▶ [EXERCISE DESCRIPTION]
Write out everything in the records exactly, apart from the pictures.

▶ [EXTRACTED INFORMATION]
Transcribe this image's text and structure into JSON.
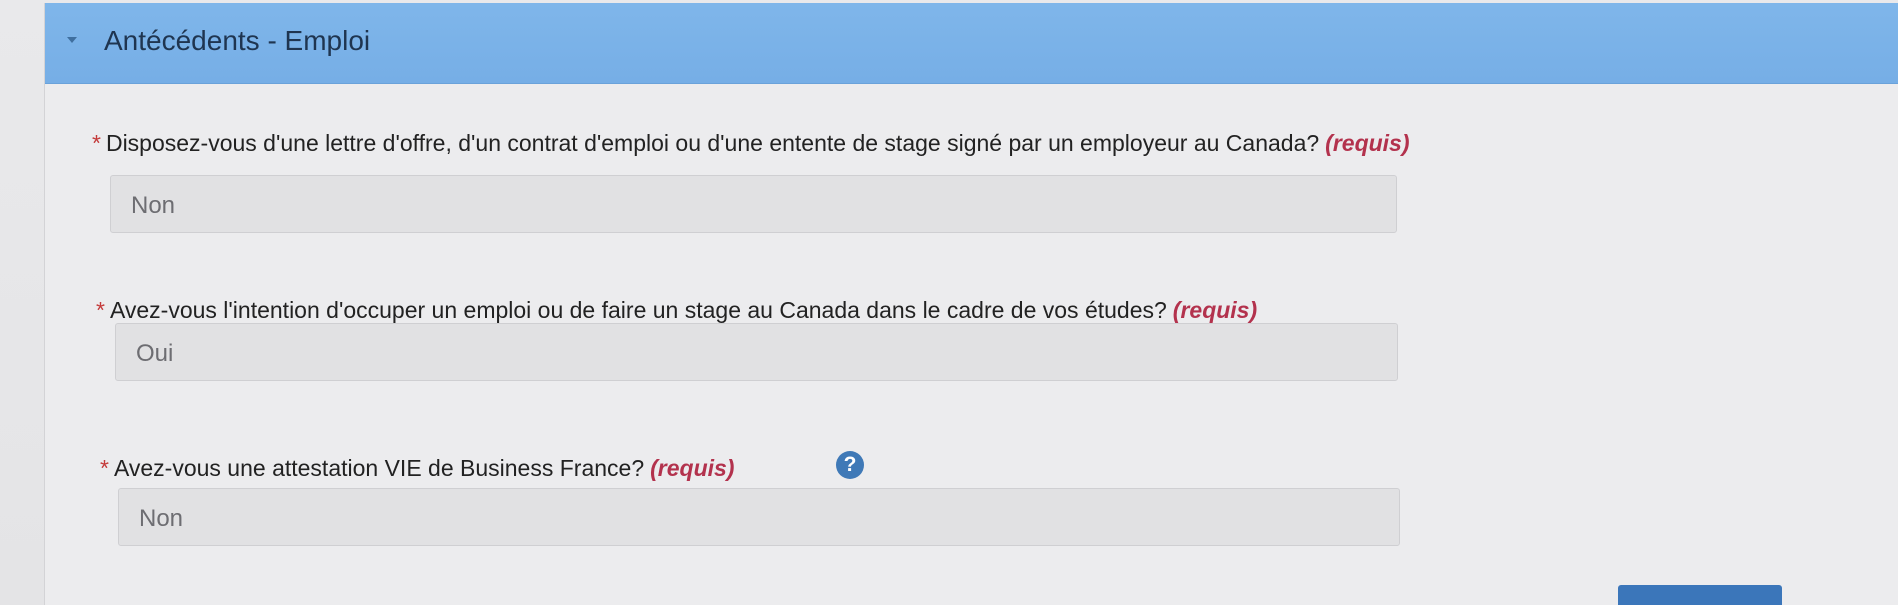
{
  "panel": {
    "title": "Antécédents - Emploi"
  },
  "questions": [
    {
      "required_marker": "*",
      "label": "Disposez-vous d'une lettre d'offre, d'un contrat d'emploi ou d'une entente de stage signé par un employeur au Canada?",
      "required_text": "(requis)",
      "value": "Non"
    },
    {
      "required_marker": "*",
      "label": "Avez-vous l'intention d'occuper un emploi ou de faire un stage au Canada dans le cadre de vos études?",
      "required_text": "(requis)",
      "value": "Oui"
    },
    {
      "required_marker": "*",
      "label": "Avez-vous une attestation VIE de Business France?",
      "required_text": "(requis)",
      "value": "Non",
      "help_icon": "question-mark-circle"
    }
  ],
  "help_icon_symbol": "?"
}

▶ [COMPLETED TASK]
Transcribe this image's text and structure into JSON.
{
  "panel": {
    "title": "Antécédents - Emploi"
  },
  "questions": [
    {
      "required_marker": "*",
      "label": "Disposez-vous d'une lettre d'offre, d'un contrat d'emploi ou d'une entente de stage signé par un employeur au Canada?",
      "required_text": "(requis)",
      "value": "Non"
    },
    {
      "required_marker": "*",
      "label": "Avez-vous l'intention d'occuper un emploi ou de faire un stage au Canada dans le cadre de vos études?",
      "required_text": "(requis)",
      "value": "Oui"
    },
    {
      "required_marker": "*",
      "label": "Avez-vous une attestation VIE de Business France?",
      "required_text": "(requis)",
      "value": "Non",
      "help_icon": "question-mark-circle"
    }
  ],
  "help_icon_symbol": "?"
}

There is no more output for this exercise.